A Raleigh upcycling company plans to launch its first retail store at a popular shopping center this summer.
Reborn Clothing Co. will open its new shop at North Hills, 4381 Lassiter at North Hills Ave #105, in July in an effort to expand while working to reduce the growing problem of textile waste. While attending N.C. State, founder and CEO Emily Neville started the company in 2017 as a way for consumers to turn their old clothing into products. But Neville learned there was a larger need to reduce textile waste.
Since then, she has begun working with corporations and universities to repurpose branded products and other surplus items and deadstock.
Customers can send clothing to Reborn’s facility at 6003 Chapel Hill Road in Raleigh, choose a product option from the website, and the company will make it and ship it back. In the coming weeks, customers will have the option to take their apparel to the over 3,000-square-foot North Hills location, where they can work with the designer and the process will begin on site. Also, the store will feature items from ready-made, upcycled products from brands such as Champion, Davis Furniture and other companies.
Reborn Clothing Co. worked with Kane Realty Corp. to lease the space through the end of the year. Neville chose a short-term agreement to test how the company performs in the retail space.
“Now that we’ve scaled, we’re primarily working with manufacturers and subcontractors for sewing,” she said. “We wanted to do something other than going entirely e-commerce and wholesale, so we chose a brick-and-mortar opportunity.”
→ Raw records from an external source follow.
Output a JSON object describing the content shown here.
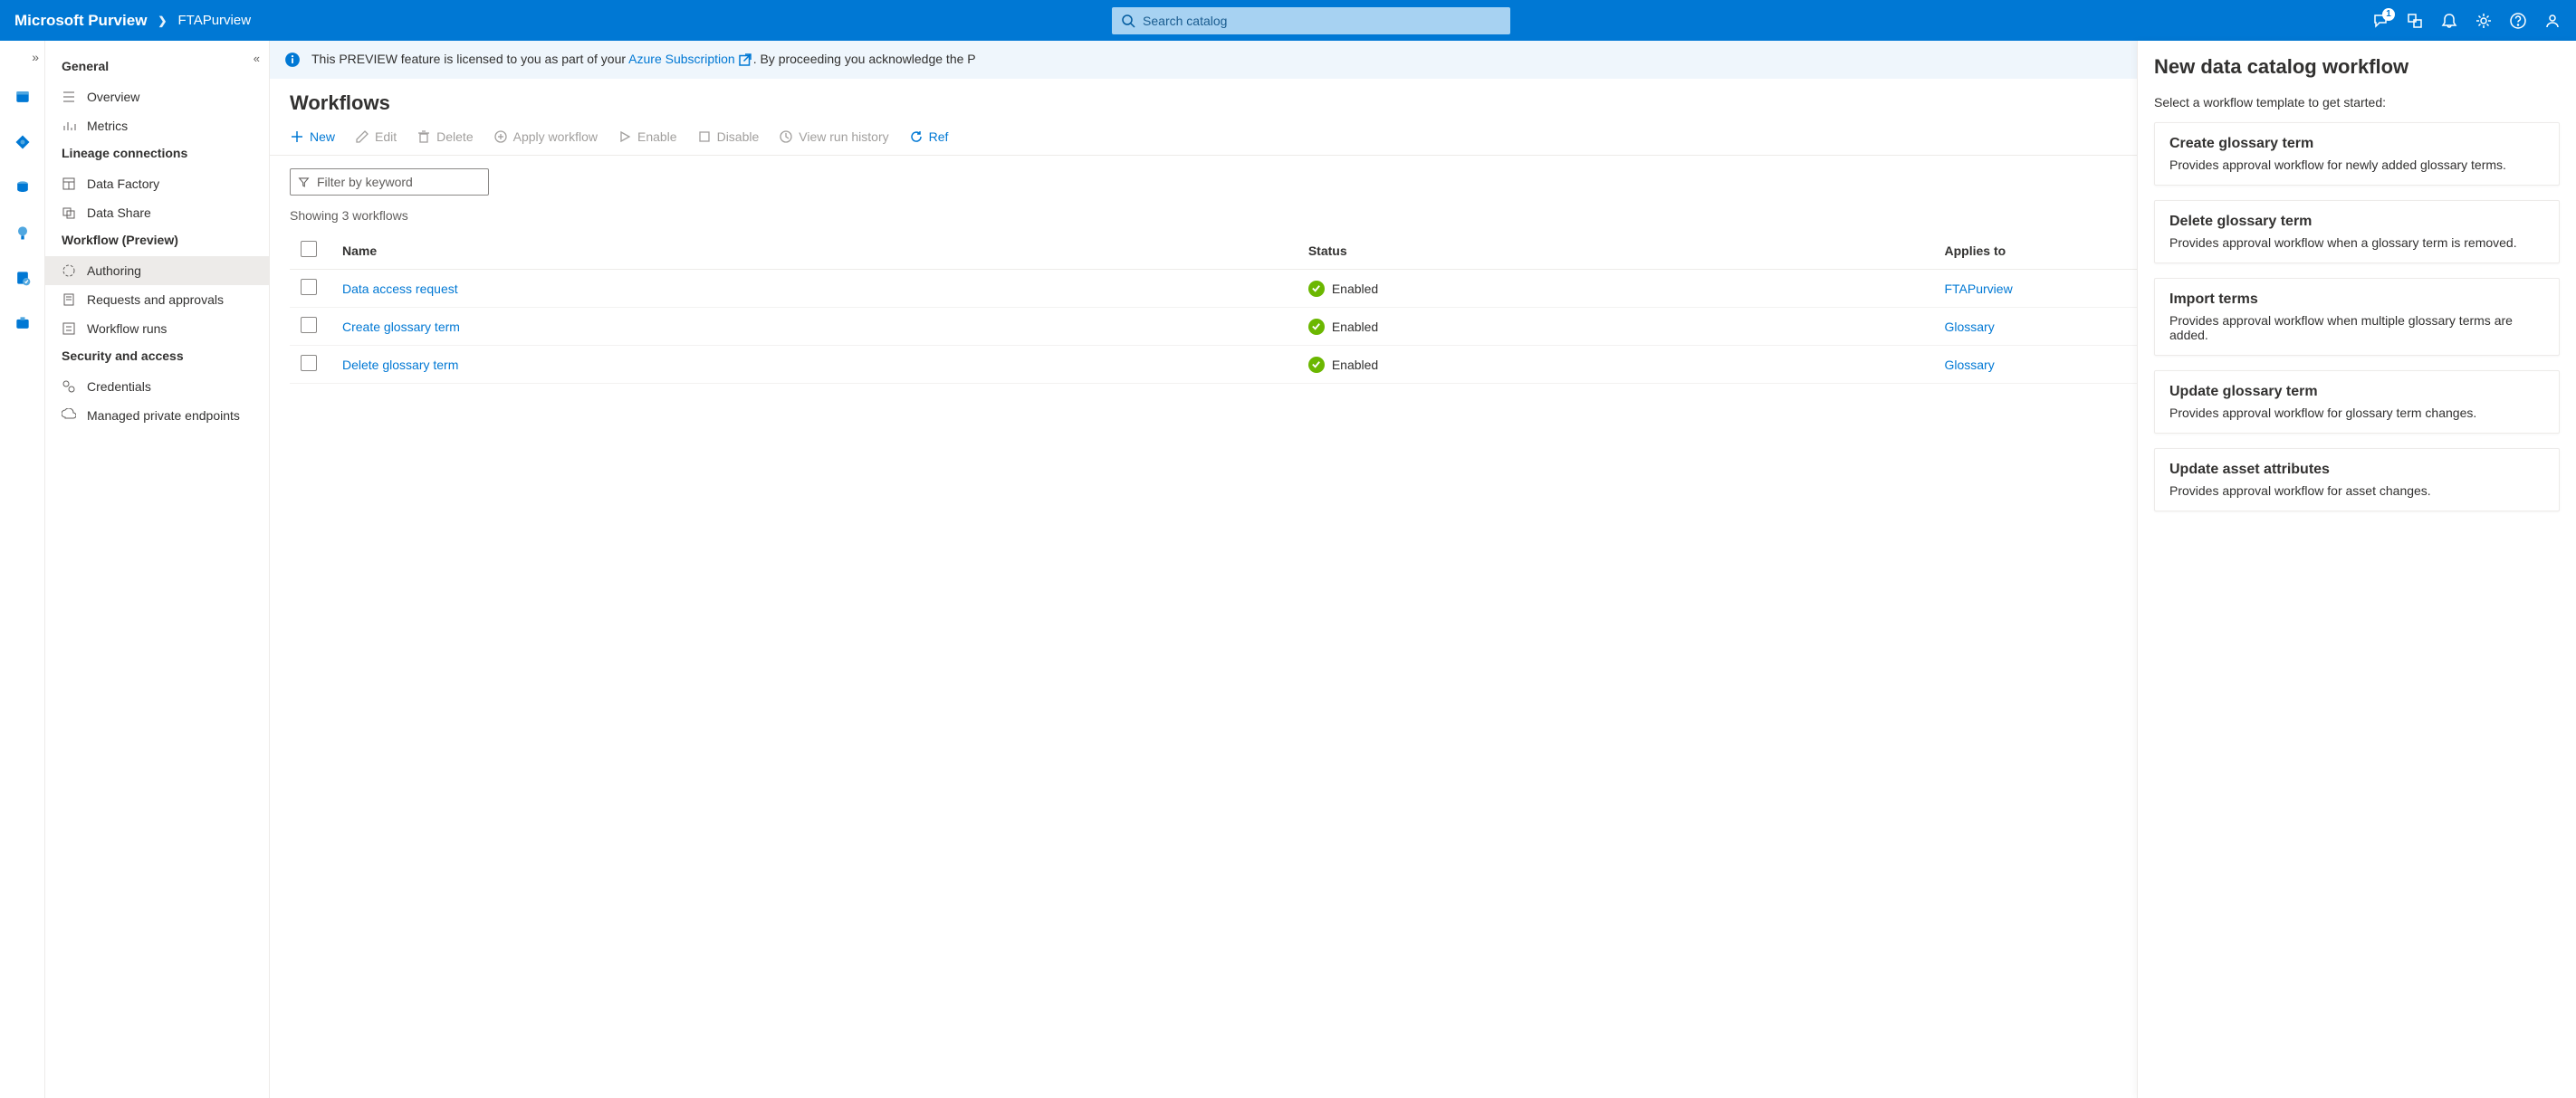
{
  "header": {
    "brand": "Microsoft Purview",
    "account": "FTAPurview",
    "search_placeholder": "Search catalog",
    "notification_badge": "1"
  },
  "sidenav": {
    "groups": [
      {
        "title": "General",
        "items": [
          {
            "label": "Overview"
          },
          {
            "label": "Metrics"
          }
        ]
      },
      {
        "title": "Lineage connections",
        "items": [
          {
            "label": "Data Factory"
          },
          {
            "label": "Data Share"
          }
        ]
      },
      {
        "title": "Workflow (Preview)",
        "items": [
          {
            "label": "Authoring",
            "active": true
          },
          {
            "label": "Requests and approvals"
          },
          {
            "label": "Workflow runs"
          }
        ]
      },
      {
        "title": "Security and access",
        "items": [
          {
            "label": "Credentials"
          },
          {
            "label": "Managed private endpoints"
          }
        ]
      }
    ]
  },
  "banner": {
    "prefix": "This PREVIEW feature is licensed to you as part of your ",
    "link_text": "Azure Subscription",
    "suffix": ". By proceeding you acknowledge the P"
  },
  "page_title": "Workflows",
  "toolbar": {
    "new": "New",
    "edit": "Edit",
    "delete": "Delete",
    "apply": "Apply workflow",
    "enable": "Enable",
    "disable": "Disable",
    "history": "View run history",
    "refresh": "Ref"
  },
  "filter_placeholder": "Filter by keyword",
  "showing_text": "Showing 3 workflows",
  "table": {
    "headers": {
      "name": "Name",
      "status": "Status",
      "applies": "Applies to"
    },
    "status_enabled": "Enabled",
    "rows": [
      {
        "name": "Data access request",
        "applies": "FTAPurview"
      },
      {
        "name": "Create glossary term",
        "applies": "Glossary"
      },
      {
        "name": "Delete glossary term",
        "applies": "Glossary"
      }
    ]
  },
  "panel": {
    "title": "New data catalog workflow",
    "hint": "Select a workflow template to get started:",
    "templates": [
      {
        "title": "Create glossary term",
        "desc": "Provides approval workflow for newly added glossary terms."
      },
      {
        "title": "Delete glossary term",
        "desc": "Provides approval workflow when a glossary term is removed."
      },
      {
        "title": "Import terms",
        "desc": "Provides approval workflow when multiple glossary terms are added."
      },
      {
        "title": "Update glossary term",
        "desc": "Provides approval workflow for glossary term changes."
      },
      {
        "title": "Update asset attributes",
        "desc": "Provides approval workflow for asset changes."
      }
    ]
  }
}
The company has five employees and seeks to add about three to five more to work at the store. Neville, who graduated in December 2019, said she hopes the retail operations give the startup the push it needs to cross the $1 million threshold for top-line revenue.
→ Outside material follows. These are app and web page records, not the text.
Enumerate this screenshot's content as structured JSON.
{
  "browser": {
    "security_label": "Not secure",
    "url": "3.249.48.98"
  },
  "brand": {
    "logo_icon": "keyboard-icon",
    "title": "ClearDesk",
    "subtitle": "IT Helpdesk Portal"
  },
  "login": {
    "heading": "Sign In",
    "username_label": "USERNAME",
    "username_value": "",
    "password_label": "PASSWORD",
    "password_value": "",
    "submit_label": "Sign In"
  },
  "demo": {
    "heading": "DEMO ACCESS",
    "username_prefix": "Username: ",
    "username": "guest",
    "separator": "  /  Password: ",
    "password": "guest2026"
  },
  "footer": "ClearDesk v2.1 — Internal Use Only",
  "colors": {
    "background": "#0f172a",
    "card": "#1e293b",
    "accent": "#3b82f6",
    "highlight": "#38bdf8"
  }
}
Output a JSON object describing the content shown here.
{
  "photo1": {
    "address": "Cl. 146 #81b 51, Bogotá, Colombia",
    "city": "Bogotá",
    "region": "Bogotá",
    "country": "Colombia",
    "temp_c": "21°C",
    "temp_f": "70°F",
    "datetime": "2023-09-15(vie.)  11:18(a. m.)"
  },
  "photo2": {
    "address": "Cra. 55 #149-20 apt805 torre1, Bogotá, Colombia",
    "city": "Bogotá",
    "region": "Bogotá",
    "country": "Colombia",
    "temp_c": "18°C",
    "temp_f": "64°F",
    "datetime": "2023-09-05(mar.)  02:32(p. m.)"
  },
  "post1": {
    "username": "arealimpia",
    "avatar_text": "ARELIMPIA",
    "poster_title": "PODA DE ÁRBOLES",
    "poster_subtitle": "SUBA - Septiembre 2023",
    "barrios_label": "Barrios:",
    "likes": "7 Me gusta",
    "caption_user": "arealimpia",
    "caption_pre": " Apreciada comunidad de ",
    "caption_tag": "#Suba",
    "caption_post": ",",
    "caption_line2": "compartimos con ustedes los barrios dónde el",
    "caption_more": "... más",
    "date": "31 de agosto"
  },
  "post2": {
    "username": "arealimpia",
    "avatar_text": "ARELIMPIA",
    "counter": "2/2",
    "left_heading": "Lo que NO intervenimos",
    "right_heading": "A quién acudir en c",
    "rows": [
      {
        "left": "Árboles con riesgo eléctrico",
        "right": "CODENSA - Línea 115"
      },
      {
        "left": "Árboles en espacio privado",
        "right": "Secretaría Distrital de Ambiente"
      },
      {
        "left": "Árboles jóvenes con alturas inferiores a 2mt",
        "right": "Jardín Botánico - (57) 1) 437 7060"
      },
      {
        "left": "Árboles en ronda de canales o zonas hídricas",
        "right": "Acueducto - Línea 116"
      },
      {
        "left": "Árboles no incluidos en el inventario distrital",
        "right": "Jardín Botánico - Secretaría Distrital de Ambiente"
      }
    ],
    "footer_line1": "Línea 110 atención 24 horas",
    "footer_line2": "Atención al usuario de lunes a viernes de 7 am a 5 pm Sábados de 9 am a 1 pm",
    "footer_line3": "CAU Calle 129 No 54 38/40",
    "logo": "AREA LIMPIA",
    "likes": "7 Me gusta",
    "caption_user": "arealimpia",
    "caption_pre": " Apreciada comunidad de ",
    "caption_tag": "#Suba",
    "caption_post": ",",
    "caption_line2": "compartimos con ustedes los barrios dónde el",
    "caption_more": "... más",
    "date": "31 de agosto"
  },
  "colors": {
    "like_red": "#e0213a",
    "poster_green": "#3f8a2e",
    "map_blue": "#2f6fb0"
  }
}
In less than 20 years, the amount of clothing Americans discarded jumped from 7 million tons to 14 million tons, according to reports. Nearly 90 percent of material used for clothing production ends up in a landfill, accounting for a lost opportunity of about $100 billion annually, Forbes reported. As a result, the fashion industry and major producers of clothing and textiles are trying to find a balance between sustainability and profitability.
“We’re in the early stages of trying to fix this problem that even our global partners have not solved,” Neville said. “We’re excited about the opportunity that direct-to-consumer allows, which is different from other B2B service solutions for textile waste.”
She has long planned to set up a store location and decided to move forward in time for back-to-school and holiday shopping.
“This is perfect timing for us,” Neville said. “Coming out of Covid, more people are shopping and in North Hills, there’s already a lot of foot traffic. It’s probably the best place to maximize exposure and brand awareness for retail.”
Although retail sales in the U.S. have fluctuated in the past year amid the pandemic, the outlook remains positive, said Gus Faucher, chief economist with PNC.
“Despite the most recent decline, sales in May were 20 percent above their pre-pandemic level; this is thanks to federal government stimulus that has allowed consumers to boost their spending despite huge pandemic-related job losses,” Faucher said.
“Retail sales will grow at a moderate pace going forward, as the positives – lots of household savings, normalizing supply chains, rising wealth due to higher stock prices and home values, an improving labor market, and low interest rates — outweigh the negatives of higher prices and spent-up demand.”